In congressional testimony this week, the top U.S. military and civilian officials in Iraq reported what they called "real" but "fragile" progress, and urged caution in any discussion of further U.S. troop withdrawals, beyond the end of the surge in July. VOA's Al Pessin reports from the Pentagon on the implications of the reports by General David Petraeus and Ambassador Ryan Crocker.
General Petraeus said he has recommended a 45-day period of consolidation after the surge troops leave. He says only then, in early September, will he be able to even begin to assess whether he can send home more troops.
The chairman of the Senate Armed Services Committee, Senator Carl Levin, pressed the general on just how long that assessment will take.
LEVIN: "Do you have any estimate at all as to how long that second period is going to take? Could that be a month? Could that be two months?"
PETRAEUS: "Sir, it could be less than that."
LEVIN: "Could it be more than that?"
PETRAEUS: "It could be more than that. Again, it's when the conditions are met that we can make a recommendation for further reductions."
LEVIN: "I understand, but I'm just asking you a direct question. Could that be as long as three months?"
PETRAEUS: "It could be, sir."
LEVIN: "Could it be as long as four months?"
PETRAEUS: "Sir, it is when the conditions are met."
And no one can say when that will be. Analyst Michele Flournoy of the Center for a New American Security, who spent several weeks in Iraq earlier this year, says the general's caution reflects concerns among U.S. commanders throughout the country.
"It tells us that he and his commanders are comfortable with going to 15 brigade combat teams, but they're not comfortable committing to go beyond that," she said. "And I think that the request for a pause came from the bottom-up, from the various division commanders, and they want a six-week period to kind of see how the dust settles."
By the time that dust settles, Iraq is supposed to be preparing for provincial elections in October, to be followed in early November by the U.S. presidential election. Michele Flournoy says that is not a good time for U.S. troop withdrawals that could lead to instability.
"I think this administration is probably not going to go very far down that path," she added. "I think it's probably going to be left to the next president. Going into our own transition period, a time between Election Day and Inauguration Day, it's not a time when you want instability or a crisis in Iraq for a team that's departing or a team that's coming in to deal with right away."

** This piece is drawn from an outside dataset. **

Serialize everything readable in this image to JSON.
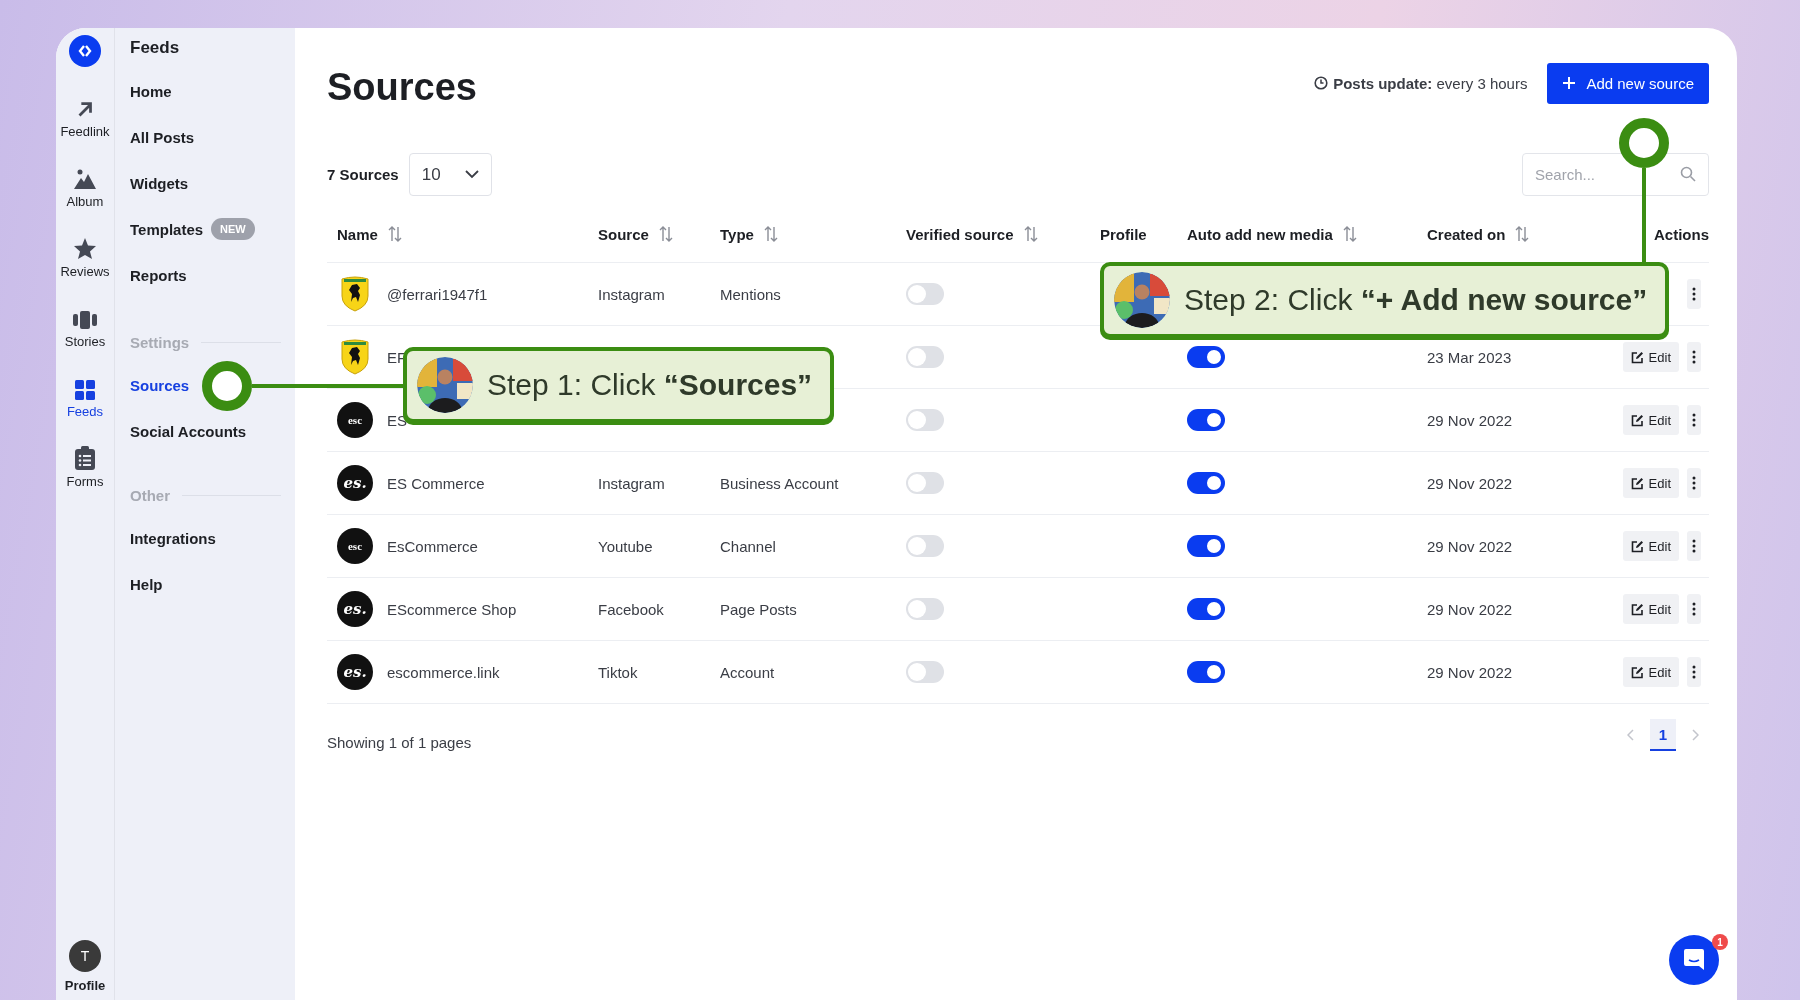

When the surge ends, the United States will have 140,000 troops in Iraq. And more and more analysts are predicting that number will not be reduced much, if at all, by the time the new president takes office in January. General Petraeus' comments this week appear to justify that view.

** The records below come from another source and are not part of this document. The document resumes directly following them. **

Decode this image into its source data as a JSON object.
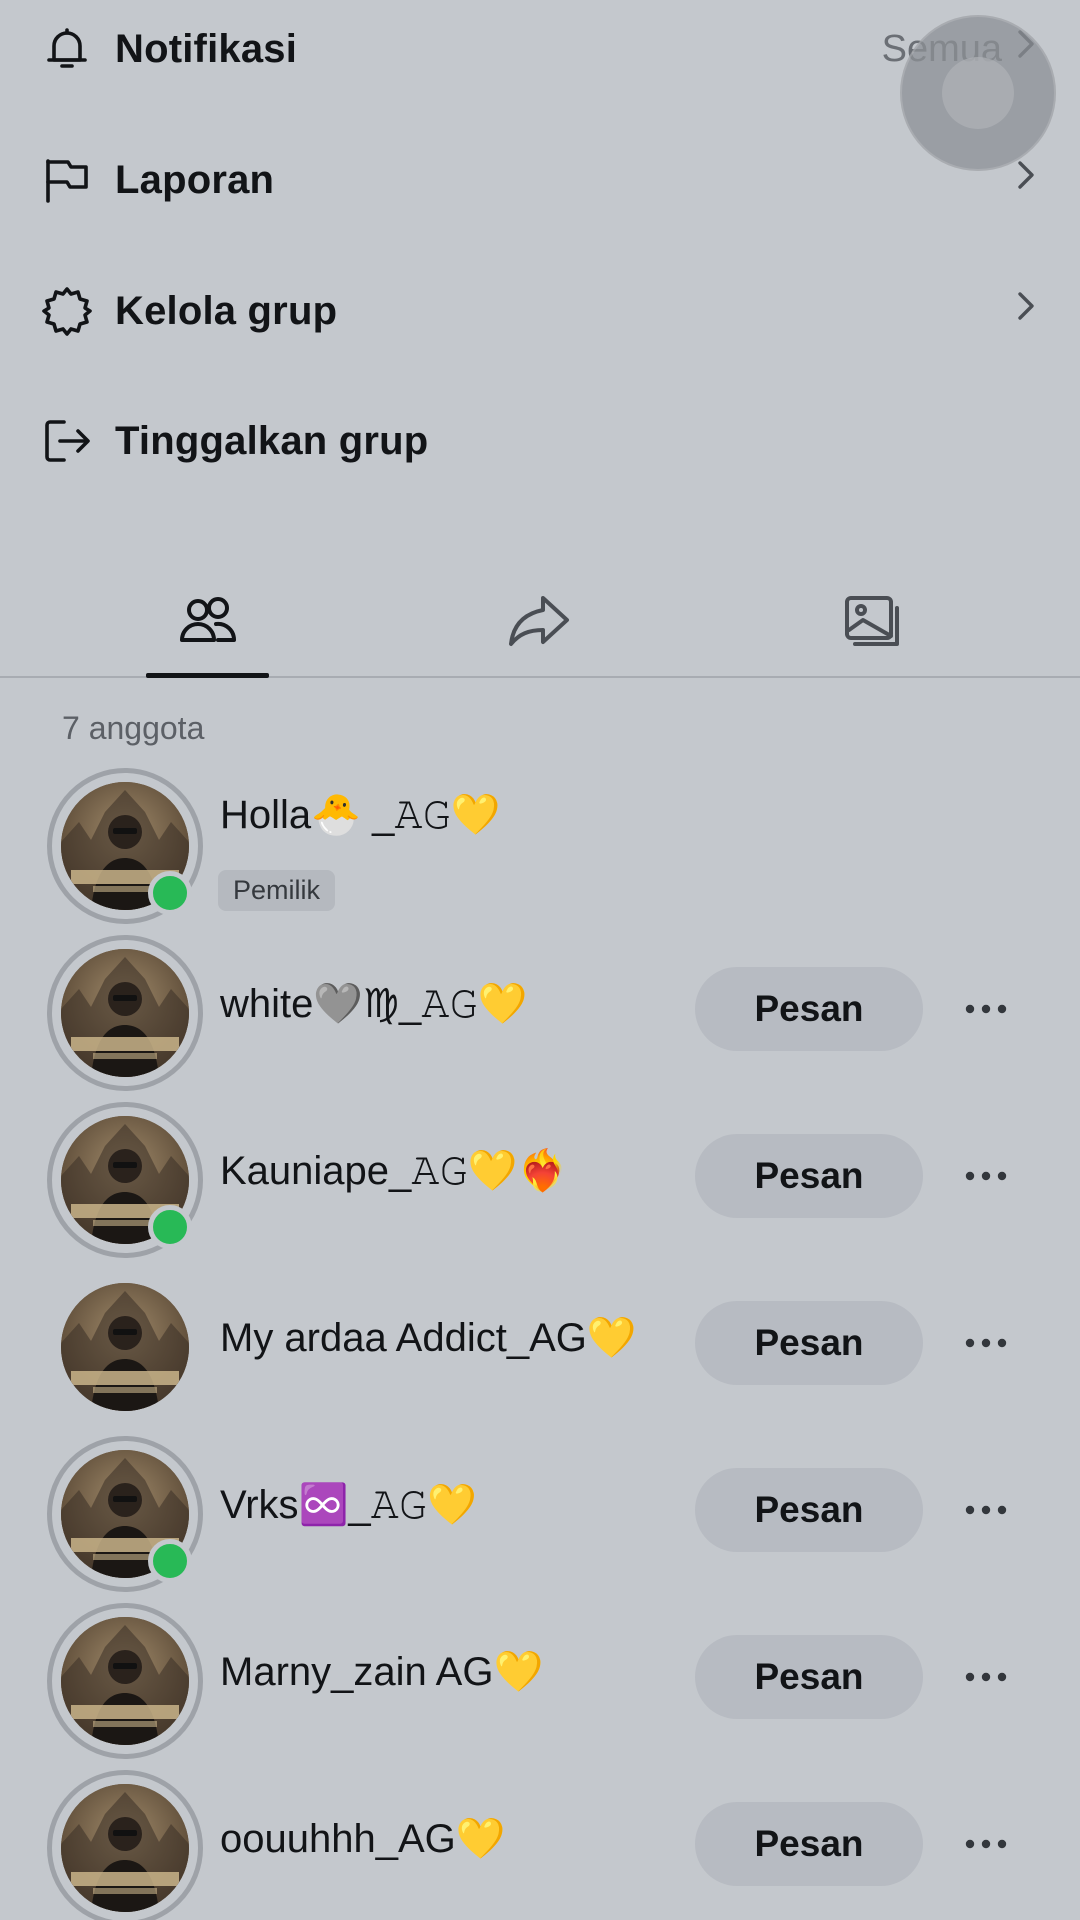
{
  "menu": {
    "notifications": {
      "label": "Notifikasi",
      "value": "Semua",
      "icon": "bell-icon"
    },
    "report": {
      "label": "Laporan",
      "icon": "flag-icon"
    },
    "manage": {
      "label": "Kelola grup",
      "icon": "gear-icon"
    },
    "leave": {
      "label": "Tinggalkan grup",
      "icon": "leave-icon"
    }
  },
  "tabs": [
    {
      "icon": "members-icon",
      "active": true
    },
    {
      "icon": "share-icon",
      "active": false
    },
    {
      "icon": "media-icon",
      "active": false
    }
  ],
  "member_count": "7 anggota",
  "members": [
    {
      "name": "Holla🐣 _𝙰𝙶💛",
      "badge": "Pemilik",
      "online": true
    },
    {
      "name": "white🩶♍_𝙰𝙶💛",
      "button": "Pesan",
      "online": false
    },
    {
      "name": "Kauniape_𝙰𝙶💛❤️‍🔥",
      "button": "Pesan",
      "online": true
    },
    {
      "name": "My ardaa Addict_AG💛",
      "button": "Pesan",
      "online": false
    },
    {
      "name": "Vrks♾️_𝙰𝙶💛",
      "button": "Pesan",
      "online": true
    },
    {
      "name": "Marny_zain AG💛",
      "button": "Pesan",
      "online": false
    },
    {
      "name": "oouuhhh_AG💛",
      "button": "Pesan",
      "online": false
    }
  ],
  "colors": {
    "online": "#28b956",
    "background": "#c4c8cd",
    "button": "#b7bbc2"
  }
}
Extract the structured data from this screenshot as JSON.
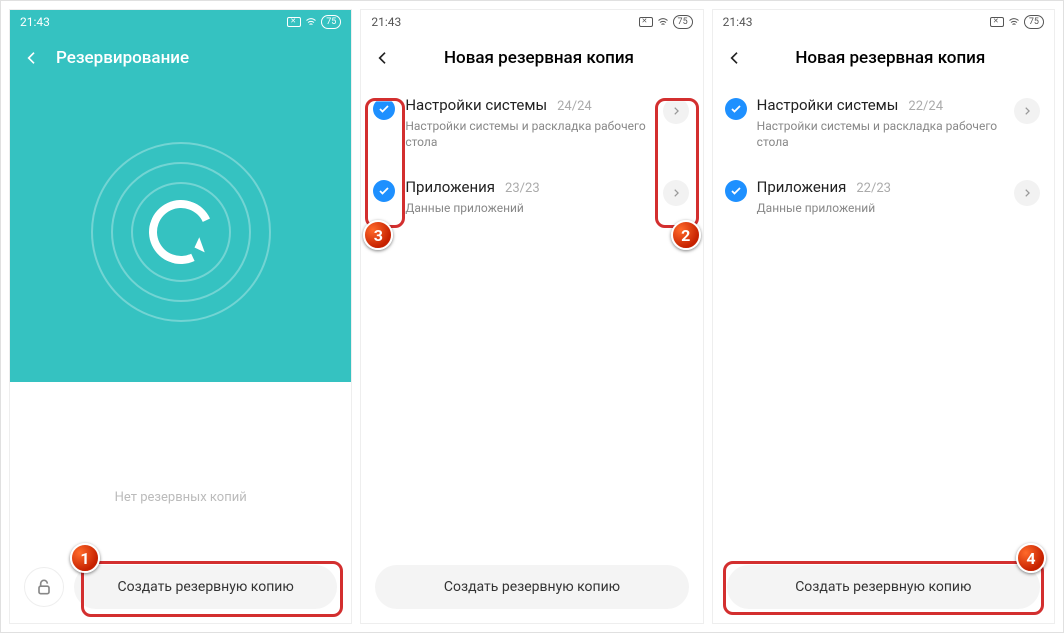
{
  "status": {
    "time": "21:43",
    "battery": "75"
  },
  "screen1": {
    "title": "Резервирование",
    "empty": "Нет резервных копий",
    "create": "Создать резервную копию"
  },
  "screen2": {
    "title": "Новая резервная копия",
    "item1": {
      "title": "Настройки системы",
      "count": "24/24",
      "sub": "Настройки системы и раскладка рабочего стола"
    },
    "item2": {
      "title": "Приложения",
      "count": "23/23",
      "sub": "Данные приложений"
    },
    "create": "Создать резервную копию"
  },
  "screen3": {
    "title": "Новая резервная копия",
    "item1": {
      "title": "Настройки системы",
      "count": "22/24",
      "sub": "Настройки системы и раскладка рабочего стола"
    },
    "item2": {
      "title": "Приложения",
      "count": "22/23",
      "sub": "Данные приложений"
    },
    "create": "Создать резервную копию"
  },
  "badges": {
    "b1": "1",
    "b2": "2",
    "b3": "3",
    "b4": "4"
  }
}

That means the presence of U.S. troops in Iraq will remain a key issue in the presidential election campaign, and the U.S. military will continue to be strained by repeated, lengthy combat deployments. It also means there won't be many U.S. troops available to add to the coalition force in Afghanistan, which President Bush promised NATO allies his successor would do next year.
Still, in spite of some public opinion polls to the contrary, analyst Brian Darling of the conservative Heritage Foundation says he believes the American people will be willing to support a continued large U.S. troop presence in Iraq.

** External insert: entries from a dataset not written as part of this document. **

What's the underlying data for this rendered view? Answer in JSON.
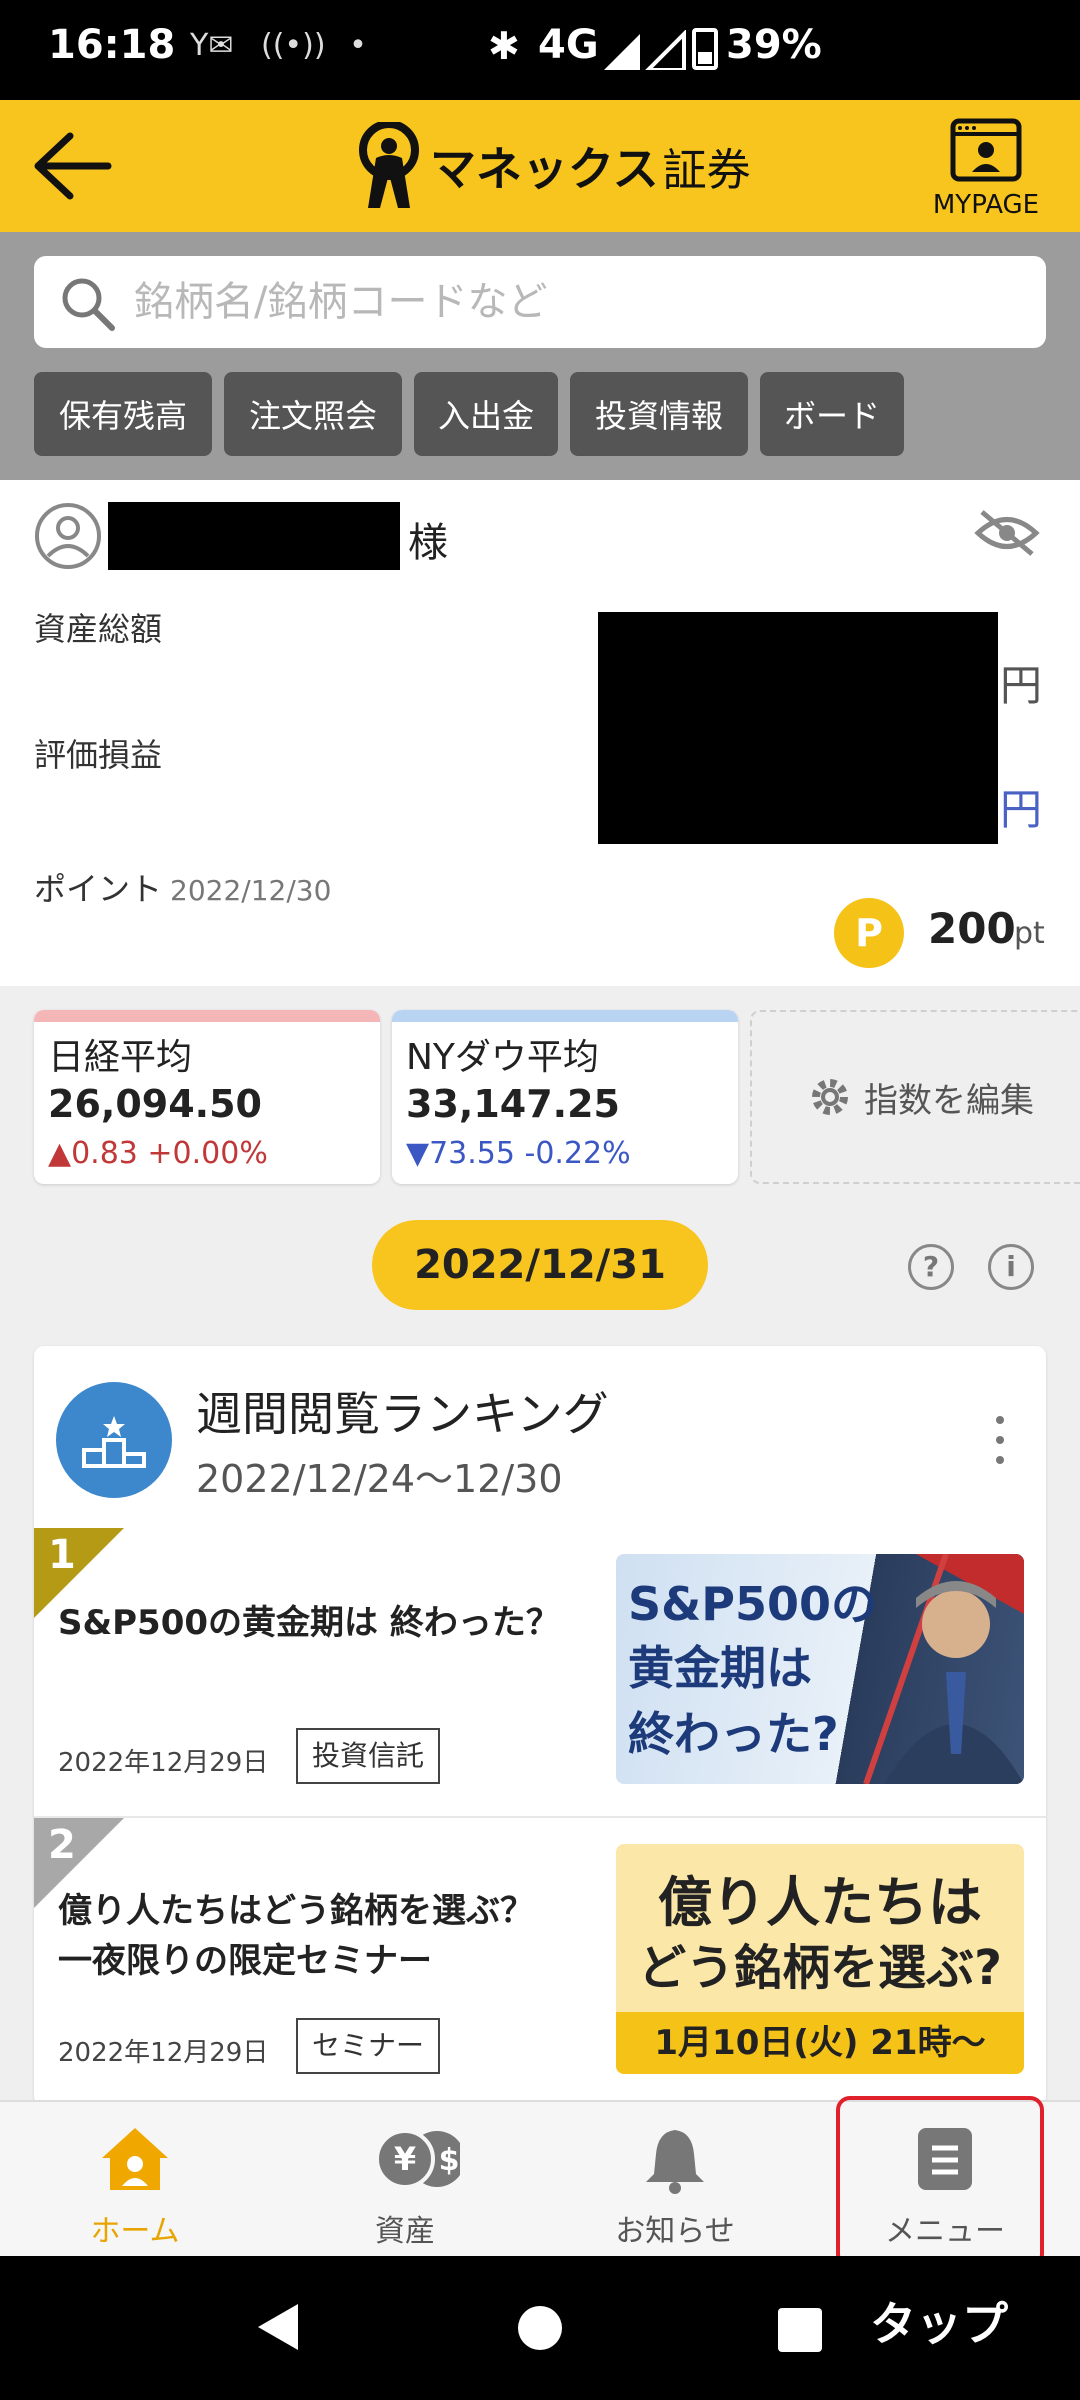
{
  "status_bar": {
    "time": "16:18",
    "network": "4G",
    "battery": "39%"
  },
  "header": {
    "brand": "マネックス",
    "brand_suffix": "証券",
    "mypage_label": "MYPAGE"
  },
  "search": {
    "placeholder": "銘柄名/銘柄コードなど"
  },
  "quick_buttons": [
    "保有残高",
    "注文照会",
    "入出金",
    "投資情報",
    "ボード"
  ],
  "account": {
    "honorific": "様",
    "total_assets_label": "資産総額",
    "pnl_label": "評価損益",
    "yen": "円",
    "points_label": "ポイント",
    "points_date": "2022/12/30",
    "points_icon": "P",
    "points_value": "200",
    "points_unit": "pt"
  },
  "indices": [
    {
      "name": "日経平均",
      "value": "26,094.50",
      "change": "▲0.83 +0.00%",
      "direction": "up",
      "accent": "#f4b6b6"
    },
    {
      "name": "NYダウ平均",
      "value": "33,147.25",
      "change": "▼73.55 -0.22%",
      "direction": "down",
      "accent": "#b9d4f3"
    }
  ],
  "edit_indices_label": "指数を編集",
  "date_pill": "2022/12/31",
  "ranking": {
    "title": "週間閲覧ランキング",
    "range": "2022/12/24〜12/30",
    "items": [
      {
        "rank": "1",
        "title": "S&P500の黄金期は 終わった？",
        "date": "2022年12月29日",
        "tag": "投資信託",
        "thumb_line1": "S&P500の",
        "thumb_line2": "黄金期は",
        "thumb_line3": "終わった?"
      },
      {
        "rank": "2",
        "title_line1": "億り人たちはどう銘柄を選ぶ？",
        "title_line2": "一夜限りの限定セミナー",
        "date": "2022年12月29日",
        "tag": "セミナー",
        "thumb_line1": "億り人たちは",
        "thumb_line2": "どう銘柄を選ぶ?",
        "thumb_banner": "1月10日(火) 21時〜"
      }
    ]
  },
  "bottom_nav": [
    {
      "label": "ホーム",
      "icon": "home-icon",
      "active": true
    },
    {
      "label": "資産",
      "icon": "assets-icon",
      "active": false
    },
    {
      "label": "お知らせ",
      "icon": "bell-icon",
      "active": false
    },
    {
      "label": "メニュー",
      "icon": "menu-icon",
      "active": false
    }
  ],
  "annotation": "タップ",
  "colors": {
    "brand_yellow": "#f7c51e",
    "up_red": "#c03838",
    "down_blue": "#3b57c4",
    "highlight_red": "#e0202a"
  }
}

"The United States can keep 140,000 troops in Iraq as long as progress is being made," he said. "And I think the American people will accept more time for troops to be in Iraq to allow for the political developments to take effect."
Darling says this week's report by the U.S. Ambassador to Iraq, Ryan Crocker, indicates political progress is being made, although slowly. And analysts say only political accommodation among Iraqi factions can pave the way for long-term stability.
At the end of a long day of hearings on Tuesday, General Petraeus summed up his view of the situation in Iraq, five years after the U.S.-led invasion and more than a year after he took command and implemented the surge and a new counterinsurgency strategy.
"We haven't turned any corners," he said. "We haven't seen any lights at the end of a tunnel. The champagne bottle has been pushed to the back of the refrigerator. And the progress, while real, is fragile and is reversible."
General Petraeus wants most of the rest of the year, at least, to make the progress stronger and less reversible. And it will likely be left to his successor, and President Bush's, sometime next year at the earliest, to turn the corner, see the light at the end of the tunnel and take that celebratory bottle of champagne out of the refrigerator.